Exercise requirements. Look for "JSON" in each line of the records, and copy the lines that have it.

Source data

· · · · · · ·

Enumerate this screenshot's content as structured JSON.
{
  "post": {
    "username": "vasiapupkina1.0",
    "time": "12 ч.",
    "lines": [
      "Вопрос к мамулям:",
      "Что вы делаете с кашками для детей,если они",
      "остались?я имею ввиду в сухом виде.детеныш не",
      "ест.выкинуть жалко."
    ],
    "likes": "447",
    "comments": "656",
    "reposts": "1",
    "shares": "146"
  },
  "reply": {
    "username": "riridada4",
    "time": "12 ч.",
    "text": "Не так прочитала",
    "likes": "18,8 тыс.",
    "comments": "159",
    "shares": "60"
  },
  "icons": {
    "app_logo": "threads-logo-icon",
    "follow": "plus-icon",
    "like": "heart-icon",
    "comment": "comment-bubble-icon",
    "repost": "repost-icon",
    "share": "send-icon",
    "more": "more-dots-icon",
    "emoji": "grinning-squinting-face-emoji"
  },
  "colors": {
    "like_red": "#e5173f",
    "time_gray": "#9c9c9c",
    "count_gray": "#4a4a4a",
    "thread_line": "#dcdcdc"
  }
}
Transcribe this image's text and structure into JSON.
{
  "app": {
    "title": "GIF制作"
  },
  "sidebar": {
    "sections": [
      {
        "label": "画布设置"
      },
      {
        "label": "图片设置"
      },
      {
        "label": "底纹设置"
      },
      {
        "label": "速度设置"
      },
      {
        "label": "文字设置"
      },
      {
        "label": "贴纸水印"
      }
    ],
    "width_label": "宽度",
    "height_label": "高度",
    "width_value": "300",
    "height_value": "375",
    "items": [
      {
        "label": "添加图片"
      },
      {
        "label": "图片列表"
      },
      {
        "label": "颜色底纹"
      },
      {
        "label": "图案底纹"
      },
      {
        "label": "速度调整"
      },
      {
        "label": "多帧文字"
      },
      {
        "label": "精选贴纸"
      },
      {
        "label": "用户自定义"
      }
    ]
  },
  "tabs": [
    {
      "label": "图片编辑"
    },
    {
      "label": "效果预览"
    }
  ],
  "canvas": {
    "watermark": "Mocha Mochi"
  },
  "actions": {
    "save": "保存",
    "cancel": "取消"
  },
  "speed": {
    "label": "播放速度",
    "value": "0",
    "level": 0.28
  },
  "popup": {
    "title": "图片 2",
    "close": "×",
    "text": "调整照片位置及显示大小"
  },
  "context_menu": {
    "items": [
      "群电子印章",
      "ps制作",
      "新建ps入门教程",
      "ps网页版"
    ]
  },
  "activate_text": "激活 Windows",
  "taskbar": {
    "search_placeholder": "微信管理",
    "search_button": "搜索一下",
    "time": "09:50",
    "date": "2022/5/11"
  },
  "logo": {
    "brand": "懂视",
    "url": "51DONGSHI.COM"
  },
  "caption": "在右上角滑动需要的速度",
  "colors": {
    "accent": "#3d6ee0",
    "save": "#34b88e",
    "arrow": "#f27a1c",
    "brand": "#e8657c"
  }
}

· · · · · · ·

Response area.
Enumerate this screenshot's content as structured JSON.
Transcribe this image's text and structure into JSON.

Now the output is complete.